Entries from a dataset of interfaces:
▬▬▬▬▬▬▬▬▬▬

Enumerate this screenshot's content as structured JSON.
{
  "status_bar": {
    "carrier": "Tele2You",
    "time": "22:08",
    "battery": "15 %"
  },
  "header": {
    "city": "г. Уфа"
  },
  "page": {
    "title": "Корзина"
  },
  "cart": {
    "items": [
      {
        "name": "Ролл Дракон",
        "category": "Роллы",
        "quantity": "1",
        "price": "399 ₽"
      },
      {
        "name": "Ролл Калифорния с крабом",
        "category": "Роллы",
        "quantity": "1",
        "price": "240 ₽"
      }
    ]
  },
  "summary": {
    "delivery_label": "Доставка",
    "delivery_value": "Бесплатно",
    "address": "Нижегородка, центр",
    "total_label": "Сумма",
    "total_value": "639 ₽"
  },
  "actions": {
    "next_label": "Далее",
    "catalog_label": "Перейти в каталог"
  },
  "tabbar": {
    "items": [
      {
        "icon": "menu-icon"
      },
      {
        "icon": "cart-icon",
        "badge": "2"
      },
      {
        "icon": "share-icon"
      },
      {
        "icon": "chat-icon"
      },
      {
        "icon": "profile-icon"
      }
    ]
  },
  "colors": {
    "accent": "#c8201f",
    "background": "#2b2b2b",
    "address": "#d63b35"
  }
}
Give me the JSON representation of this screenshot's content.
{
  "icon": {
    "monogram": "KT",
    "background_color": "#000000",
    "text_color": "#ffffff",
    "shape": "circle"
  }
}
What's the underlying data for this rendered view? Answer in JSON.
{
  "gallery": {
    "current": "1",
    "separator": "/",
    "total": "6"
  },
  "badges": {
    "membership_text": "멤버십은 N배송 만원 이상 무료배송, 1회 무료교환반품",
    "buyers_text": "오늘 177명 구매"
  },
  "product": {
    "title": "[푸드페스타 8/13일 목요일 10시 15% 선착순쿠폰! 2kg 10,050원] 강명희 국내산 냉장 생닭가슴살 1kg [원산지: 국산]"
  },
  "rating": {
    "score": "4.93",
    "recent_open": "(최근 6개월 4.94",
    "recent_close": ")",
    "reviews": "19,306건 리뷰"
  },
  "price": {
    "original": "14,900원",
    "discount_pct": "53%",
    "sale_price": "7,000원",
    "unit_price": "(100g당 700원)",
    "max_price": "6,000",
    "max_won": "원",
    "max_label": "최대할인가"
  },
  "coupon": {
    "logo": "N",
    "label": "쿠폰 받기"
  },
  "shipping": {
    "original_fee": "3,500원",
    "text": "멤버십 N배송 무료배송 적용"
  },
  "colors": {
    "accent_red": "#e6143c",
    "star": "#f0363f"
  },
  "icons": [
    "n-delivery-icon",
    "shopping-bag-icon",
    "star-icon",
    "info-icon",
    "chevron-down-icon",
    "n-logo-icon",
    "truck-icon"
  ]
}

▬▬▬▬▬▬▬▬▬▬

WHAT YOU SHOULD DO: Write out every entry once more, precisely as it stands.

ANSWER SPACE:
Enumerate this screenshot's content as structured JSON.
{
  "status_bar": {
    "carrier": "Tele2You",
    "time": "22:08",
    "battery": "15 %"
  },
  "header": {
    "city": "г. Уфа"
  },
  "page": {
    "title": "Корзина"
  },
  "cart": {
    "items": [
      {
        "name": "Ролл Дракон",
        "category": "Роллы",
        "quantity": "1",
        "price": "399 ₽"
      },
      {
        "name": "Ролл Калифорния с крабом",
        "category": "Роллы",
        "quantity": "1",
        "price": "240 ₽"
      }
    ]
  },
  "summary": {
    "delivery_label": "Доставка",
    "delivery_value": "Бесплатно",
    "address": "Нижегородка, центр",
    "total_label": "Сумма",
    "total_value": "639 ₽"
  },
  "actions": {
    "next_label": "Далее",
    "catalog_label": "Перейти в каталог"
  },
  "tabbar": {
    "items": [
      {
        "icon": "menu-icon"
      },
      {
        "icon": "cart-icon",
        "badge": "2"
      },
      {
        "icon": "share-icon"
      },
      {
        "icon": "chat-icon"
      },
      {
        "icon": "profile-icon"
      }
    ]
  },
  "colors": {
    "accent": "#c8201f",
    "background": "#2b2b2b",
    "address": "#d63b35"
  }
}
Give me the JSON representation of this screenshot's content.
{
  "icon": {
    "monogram": "KT",
    "background_color": "#000000",
    "text_color": "#ffffff",
    "shape": "circle"
  }
}
What's the underlying data for this rendered view? Answer in JSON.
{
  "gallery": {
    "current": "1",
    "separator": "/",
    "total": "6"
  },
  "badges": {
    "membership_text": "멤버십은 N배송 만원 이상 무료배송, 1회 무료교환반품",
    "buyers_text": "오늘 177명 구매"
  },
  "product": {
    "title": "[푸드페스타 8/13일 목요일 10시 15% 선착순쿠폰! 2kg 10,050원] 강명희 국내산 냉장 생닭가슴살 1kg [원산지: 국산]"
  },
  "rating": {
    "score": "4.93",
    "recent_open": "(최근 6개월 4.94",
    "recent_close": ")",
    "reviews": "19,306건 리뷰"
  },
  "price": {
    "original": "14,900원",
    "discount_pct": "53%",
    "sale_price": "7,000원",
    "unit_price": "(100g당 700원)",
    "max_price": "6,000",
    "max_won": "원",
    "max_label": "최대할인가"
  },
  "coupon": {
    "logo": "N",
    "label": "쿠폰 받기"
  },
  "shipping": {
    "original_fee": "3,500원",
    "text": "멤버십 N배송 무료배송 적용"
  },
  "colors": {
    "accent_red": "#e6143c",
    "star": "#f0363f"
  },
  "icons": [
    "n-delivery-icon",
    "shopping-bag-icon",
    "star-icon",
    "info-icon",
    "chevron-down-icon",
    "n-logo-icon",
    "truck-icon"
  ]
}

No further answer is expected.